Aim of the task — Scan the listing and copy each line where the word "time" is present.

================================

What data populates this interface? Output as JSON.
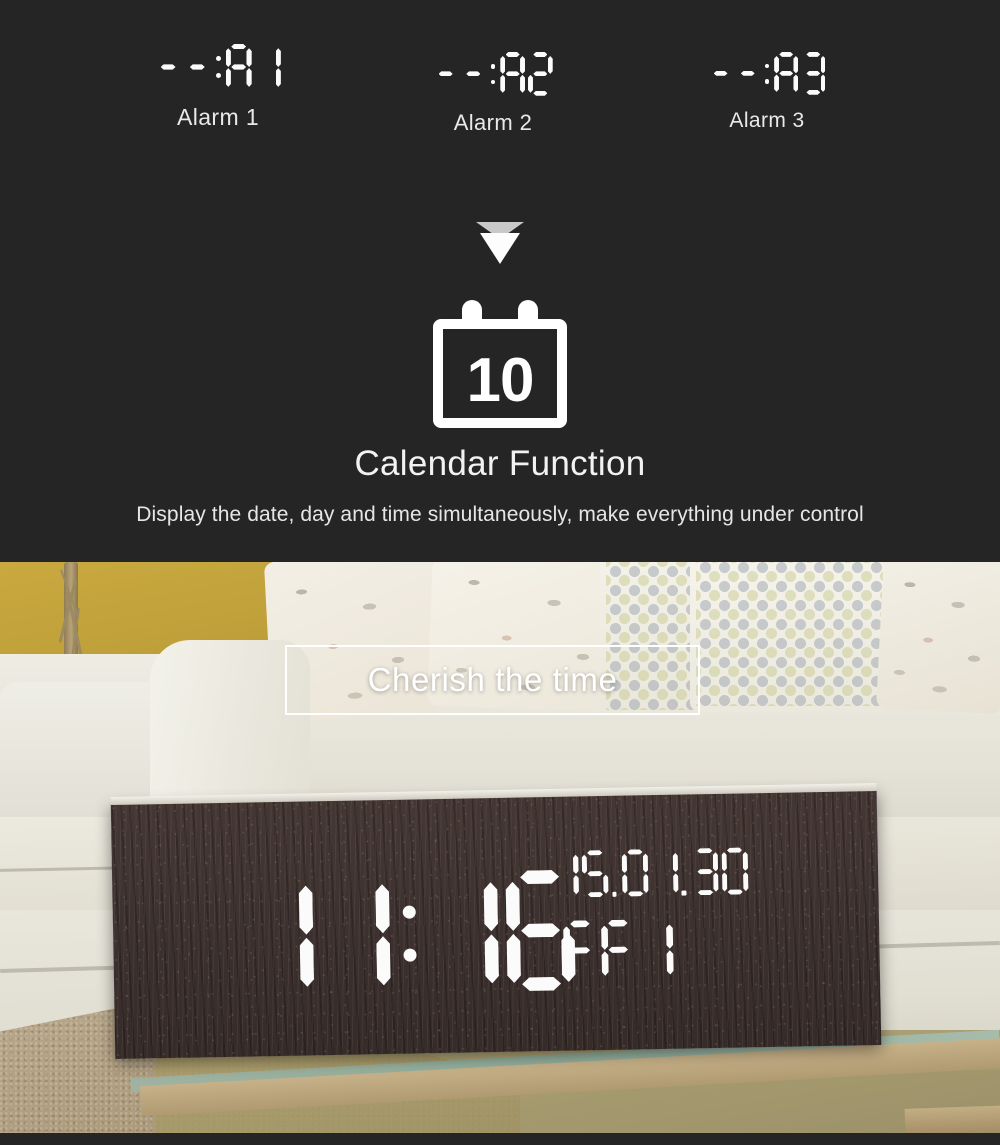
{
  "colors": {
    "panel_bg": "#252525",
    "led_white": "#fbfbfb",
    "accent_text": "#f2f2f2",
    "wood_dark": "#3e3230",
    "wall_yellow": "#c9a93f",
    "sofa_cream": "#eceadf"
  },
  "alarms": {
    "items": [
      {
        "display": "--:A1",
        "label": "Alarm 1"
      },
      {
        "display": "--:A2",
        "label": "Alarm 2"
      },
      {
        "display": "--:A3",
        "label": "Alarm 3"
      }
    ]
  },
  "arrow": {
    "icon": "triangle-down-icon"
  },
  "calendar": {
    "icon": "calendar-icon",
    "day_number": "10",
    "title": "Calendar Function",
    "subtitle": "Display the date, day and time simultaneously, make everything under control"
  },
  "banner": {
    "text": "Cherish the time"
  },
  "clock": {
    "time": "11:16",
    "date": "15.01.30",
    "weekday": "FRI"
  }
}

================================

Response to the exercise —
    "subtitle": "Display the date, day and time simultaneously, make everything under control"
    "text": "Cherish the time"
    "time": "11:16",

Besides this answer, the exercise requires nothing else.